A University of Maryland database compiling information on terror incidents worldwide since 1970 concludes that one of every seven attacks is carried out by a homegrown extremist. A January 2005 priority sheet for the Homeland Security Department listed domestic Islamic extremist groups and eco-terrorists as top threats.

Two Georgia men facing federal terrorism-related charges in the United States — Ehsanul Islam Sadequee and Syed Haris Ahmed — are linked to the Canadian case for allegedly recording "casing videos" of the Capitol and other potential targets in Washington. Ahmed's lawyer, Jack Martin, said there may have been some connection between his client and the suspects, but he insisted it wasn't part of any terrorism plot.

Responding to the arrests, the U.S. Border Patrol stepped up vigorous inspections of traffic entering the country from Canada and put agents on overtime on high alert along the 4,000-mile border.

"There is definitely a ramp-up of operations specific to this past weekend due to the activity," Border Patrol Chief David Aguilar told reporters in Washington.

Fewer than 10 percent — an estimated 1,000 of 11,500 — of the nation's Border Patrol agents are deployed to the Canadian border, said Customs and Border Protection spokeswoman Suzanne Trevino. The bulk of the nation's agents are stationed along the porous Mexican border, where more than 1.1 million illegal immigrants last year were stopped after entering the country.

The Bush administration has made stemming immigration traffic from Mexico a top priority and is sending 6,000 National Guard troops to assist the Border Patrol at the southern border by the beginning of August.

Aguilar, appearing with National Guard chief Lt. Gen. Steven Blum, said the Border Patrol has no plans to ask for reinforcements of reserve troops to the northern border to mirror security efforts down south.

"Our efforts are all threats along all borders of our nation," Aguilar said. "So we're concentrating not just on the southern border. ... That does not by any means mean we are giving up or abandoning the northern border."

But Hartford, Vt., Police Chief Joseph G. Estey said the comparatively lax security along the northern border has long been acknowledged by local police.

"It's not being paid a lot of attention to," said Estey, the immediate past president of the International Association of Chiefs of Police. "That's something everybody recognizes, but it's also a pretty vast area to try to establish some real stringent security controls. It's a real challenge."

Estey said police look for warning signs for homegrown extremists, such as a large cache of automatic weapons or "something appearing to make a little bigger application to it than we might expect on a local level."

Gary LaFree, director of the National Center for the Study of Terrorism and Responses to Terrorism at the University of Maryland, said homegrown terrorists may only have loose contact with Al Qaeda or other established groups but do most of their networking over the Internet.

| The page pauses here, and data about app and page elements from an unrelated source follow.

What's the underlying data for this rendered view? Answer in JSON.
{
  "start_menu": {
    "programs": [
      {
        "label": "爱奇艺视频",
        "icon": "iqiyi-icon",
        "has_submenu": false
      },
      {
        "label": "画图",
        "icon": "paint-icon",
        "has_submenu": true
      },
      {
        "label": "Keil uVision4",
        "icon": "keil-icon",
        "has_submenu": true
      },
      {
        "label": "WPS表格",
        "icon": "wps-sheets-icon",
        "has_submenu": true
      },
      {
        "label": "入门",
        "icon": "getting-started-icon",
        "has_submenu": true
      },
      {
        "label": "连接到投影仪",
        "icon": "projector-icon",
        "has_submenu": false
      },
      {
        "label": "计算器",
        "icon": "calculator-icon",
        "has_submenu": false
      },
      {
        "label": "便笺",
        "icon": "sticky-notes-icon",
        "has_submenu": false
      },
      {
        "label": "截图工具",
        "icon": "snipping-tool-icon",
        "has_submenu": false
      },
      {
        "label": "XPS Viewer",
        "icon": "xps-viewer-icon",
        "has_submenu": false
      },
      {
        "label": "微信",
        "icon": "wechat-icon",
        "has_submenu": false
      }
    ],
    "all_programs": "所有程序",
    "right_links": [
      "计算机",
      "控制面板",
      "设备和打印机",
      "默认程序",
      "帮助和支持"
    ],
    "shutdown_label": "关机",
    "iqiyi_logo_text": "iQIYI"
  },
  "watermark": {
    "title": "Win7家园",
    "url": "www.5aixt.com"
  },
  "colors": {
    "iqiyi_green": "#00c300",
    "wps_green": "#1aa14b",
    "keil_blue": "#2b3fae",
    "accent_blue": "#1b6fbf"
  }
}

"It's not like they were all trained in camps of Afghanistan or Iraq," LaFree said. "No matter how extreme your belief, you can find somebody in the world on the Internet who shares it, and you also can get technology very rapidly. You get these virtual groups coming together more rapidly, and the faster the people operate, the less time you've got to intercede."